States spend substantial funds on child welfare purposes and, on a national basis, generally exceed the amount needed to access full federal child welfare funding. For example, in FY2014 federal dedicated child welfare funding was about $8.0 billion, and given the level of non-federal dollars states are required to provide to fully draw down those federal funds states would be expected to spend around $6.1 billion in state and local funds for child welfare purposes. This suggests total federal, state, and local spending authorized under federal child welfare programs of just above $14 billion. However, according to a survey of state child welfare agency spending for state fiscal year 2014 (the most recent available), those public agencies spent $29.1 billion on child welfare activities in that year with more than half of this spending ($16.3billion or 57%) coming from state or local funds. The remainder ($12.8 billion or 43%) drew on federal funds, including the funding streams discussed above that are dedicated to child welfare purposes (primarily Title IV-E and Title IV-B), as well as additional federal funding that states may choose to direct to child welfare purposes. Principally this “non-dedicated” funding is expended by states’ child welfare agencies out of federal funds provided under the Temporary Assistance for Needy Families (TANF) block grant, the Social Services Block Grant (SSBG), and Medicaid. 
 Kristina Rosinsky and Dana Connelly. Child Welfare Financing SFY2014: A survey of federal, state, and local expenditures, Child Trends. Casey Family Programs, and Annie E. Casey Foundation (October 2016).
Congressional Research Services (CRS) Reports
The House Ways and Means Committee is making available selected reports by the Congressional Research Service (CRS) for inclusion in its 2016 Green Book website. CRS works exclusively for the United States Congress, providing policy and legal analysis to Committees and Members of both the House and Senate, regardless of party affiliation. For prior reports, please see the 2012 Green Book and 2014 Green Book.
Selected Acts Amending Child Welfare Programs
Additional Tables and Figures
Figure 11-4. Rate of Entry to Foster Care by State, FY2015; Figure 11-4A. Rate of Children in Foster Care by State, FY2015; Figure 11-4B. Percentage Change in Number of Children in Foster Care on the Last Day of FY2011 versus the Last Day of FY2015 by state; and Table 11-4. Number of Children Entering, Served, Exiting or in Foster Care by State FY2011 and FY2015

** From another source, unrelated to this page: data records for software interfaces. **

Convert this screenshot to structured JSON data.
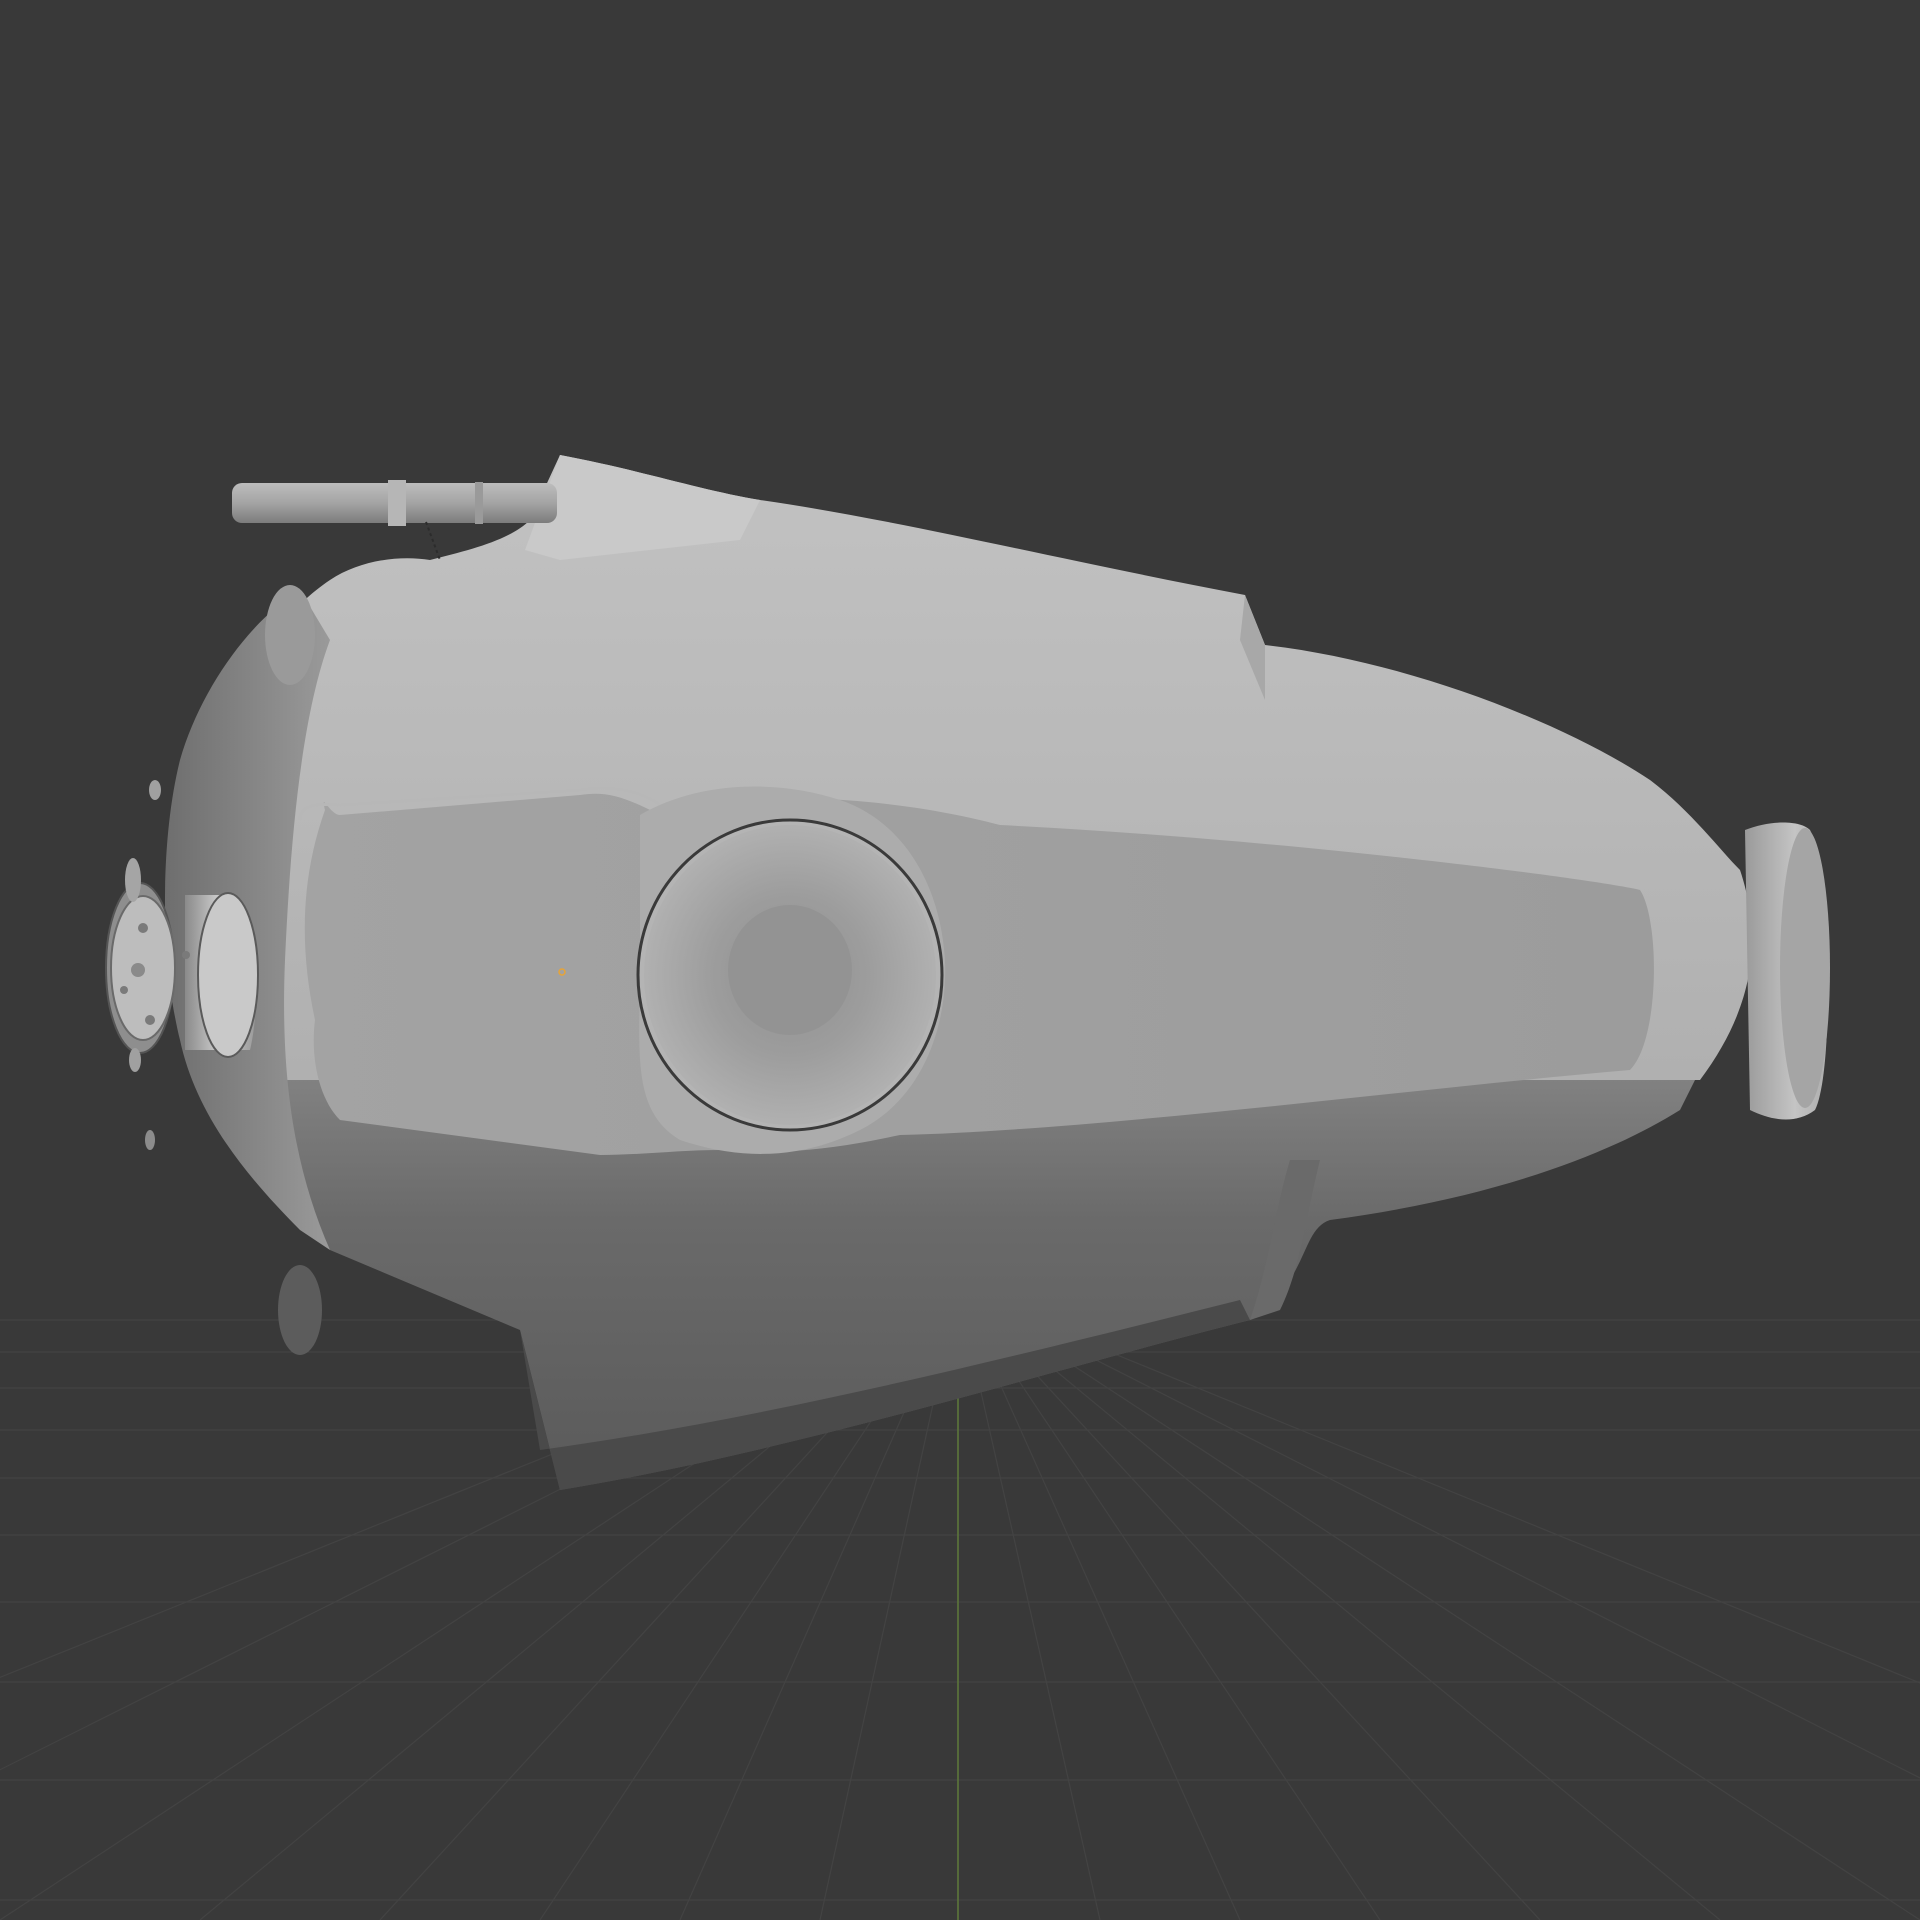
{
  "app": {
    "view": "3d-viewport",
    "shading_mode": "solid"
  },
  "viewport": {
    "background_color": "#393939",
    "grid_color": "#434343",
    "grid_visible": true,
    "axis_y_color": "#5f7a3a",
    "model_base_color": "#b0b0b0",
    "origin_marker_color": "#e8a436"
  },
  "scene": {
    "objects": [
      {
        "name": "hull-body",
        "icon": "mesh-icon"
      },
      {
        "name": "top-pipe",
        "icon": "cylinder-icon"
      },
      {
        "name": "front-flange",
        "icon": "cylinder-icon"
      },
      {
        "name": "center-porthole",
        "icon": "circle-icon"
      },
      {
        "name": "rear-nozzle",
        "icon": "cylinder-icon"
      }
    ]
  }
}
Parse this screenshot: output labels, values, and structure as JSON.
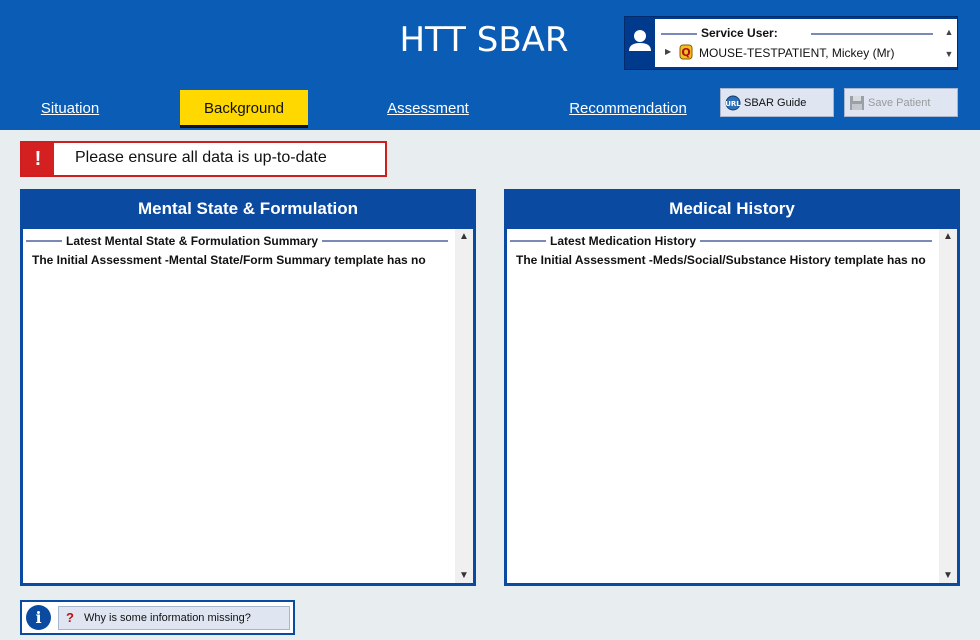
{
  "app": {
    "title": "HTT SBAR"
  },
  "service_user": {
    "label": "Service User:",
    "name": "MOUSE-TESTPATIENT, Mickey (Mr)"
  },
  "tabs": [
    {
      "label": "Situation",
      "active": false
    },
    {
      "label": "Background",
      "active": true
    },
    {
      "label": "Assessment",
      "active": false
    },
    {
      "label": "Recommendation",
      "active": false
    }
  ],
  "toolbar": {
    "guide_label": "SBAR Guide",
    "save_label": "Save Patient",
    "save_disabled": true
  },
  "warning": {
    "message": "Please ensure all data is up-to-date"
  },
  "panels": {
    "left": {
      "title": "Mental State & Formulation",
      "legend": "Latest Mental State & Formulation Summary",
      "text": "The Initial Assessment -Mental State/Form Summary template has no"
    },
    "right": {
      "title": "Medical History",
      "legend": "Latest Medication History",
      "text": "The Initial Assessment -Meds/Social/Substance History template has no"
    }
  },
  "info": {
    "button_label": "Why is some information missing?"
  },
  "colors": {
    "header_bg": "#0a5cb5",
    "panel_header": "#0a4aa0",
    "active_tab": "#ffd800",
    "warning_red": "#d42020"
  }
}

Figure 11-6. Trend in Federal and State Title IV-E Spending for Foster Care, Adoption Assistance, and Kinship Guardianship Assistance, FY1989-FY2016 and Table 11-6. Federal and State Title IV-E Spending for Foster Care, Adoption Assistance, and Kinship Guardianship Assistance, FY1989-FY2016
Figure 11-7. Trend in Federal Title IV-E Spending by Program Component, FY1989-FY2016; Figure 11-8. Share of Federal Title IV-E Spending by Program Component, FY1989-FY2016; and Table 11-7. Federal Title IV-E Spending by Component, FY1989-FY2016
Figure 11-10. Foster Care Entry Rates by Age at Entry, Selected Fiscal Years; Table 11-10. Number of Children Entering Foster Care by Age, FY2003-FY2015; Table 11-10A. Rate of Children Entering Foster Care by Age, FY2003-FY2015; and Table 11-10B. Share of Children Entering Foster Care by Age, FY2003-FY2015
No new legislation affecting the child welfare programs authorized in Title IV-B and Title IV-E of the Social Security Act had been enacted in the 114th Congress (2015-2016). For a legislative history of child welfare programs for prior years, see prior editions of the Green Book.
This page was prepared October 2016 for the 2016 version of the House Ways and Means Committee Green Book.